Evergrande shares tumble as new debt payment deadline looms

China Evergrande Group, the world’s most indebted property developer, was again flirting with a formal default on Monday night as the end of a 30-day grace period on $82.5m in debt repayments due in November loomed.

Earlier on Monday, the group’s shares tumbled in the first trading since its disclosure on Friday that it would struggle to meet a $260m guarantee obligation and that its chair had been summoned by regulators.

Evergrande’s Hong Kong-traded shares fell 19.6 per cent from their close on Friday to HK$1.81, an all-time low.

The developer had said on Friday evening it had received a demand relating to a $260m guarantee it had issued, but gave no further details. It was not immediately clear if the guarantee had been previously divulged by Evergrande or when payment for it was due.

In its interim annual report released in August, Evergrande said it had issued financial guarantees on behalf of property buyers and business partners totalling Rmb557bn ($87bn).

Evergrande, whose debt crisis began to spiral out of control in September, has at least four bond repayments totalling $610m due by the end of February. The two largest payments, $255m and $235m, are due on December 28 and Jan 24 respectively. A 30-day grace period on the $82.5m in coupon payments was due to expire on Monday.

Evergrande did not say in its Friday announcement what the $260m guarantee was related to but it warned that if it failed to fulfil the guarantee, “it may lead to creditors demanding acceleration of repayment” of other debts.

In September, the Shenzhen-based developer was forced to restructure repayments to retail customers that had bought the group’s high-yield investment products. It also offered to repay investors and suppliers with completed flats rather than cash.

Evergrande later missed initial bond payment deadlines but in each case was able to meet its obligations before the end of subsequent grace periods, avoiding a formal default.

Shortly after Evergrande’s statement on Friday, China’s central bank reiterated its earlier criticism of company management, accusing it of “poor management” and pursuing “blind expansion”.

In addition to summoning Evergrande’s chair Hui Ka Yan on Friday, the Guangdong provincial government also sent a team to the group’s headquarters to supervise its finances. Hui’s fortune has fallen more than 70 per cent over the past year to $11bn.

China’s regulators have tried to reassure domestic and international investors that they can contain the fallout from Evergrande.
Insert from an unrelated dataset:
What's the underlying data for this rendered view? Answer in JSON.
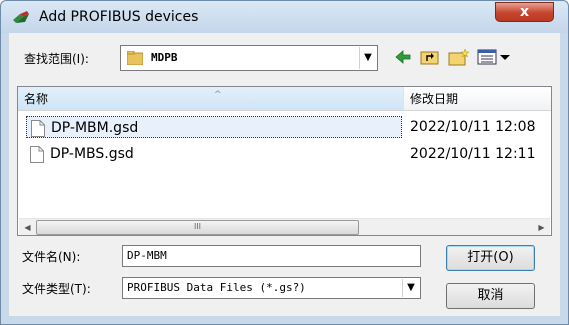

They have said that less than $100bn of the group’s debts are owed to banks, with its loans “relatively dispersed” among creditors.

Property prices in many of China’s largest cities have plateaued or fallen over recent months — a welcome development for officials now tasked with implementing President Xi Jinping’s new “common prosperity” policy agenda aimed at reducing social inequality.

But with China’s property sector estimated to account for as much as one-third of total economic output, there is increasing concern that the world’s second-largest economy could grow at less than 5 per cent next year.

Demand for urban land plots has fallen sharply over recent months, threatening a critical revenue source for local governments that are also struggling to finance growth-boosting infrastructure investment.

“The biggest growth headwind will be the property downturn,” said Larry Hu, chief China economist at Macquarie. “The tumbling property sector poses significant contagion risk for the Chinese economy.”

The Chinese Communist party is set to hold its annual economic planning meeting over the next few weeks. Policymakers are expected to endorse some easing measures to boost growth moderately at the session, but otherwise continue to strictly police leverage limits imposed on property developers last year.

Source link

Related Articles

Back to top button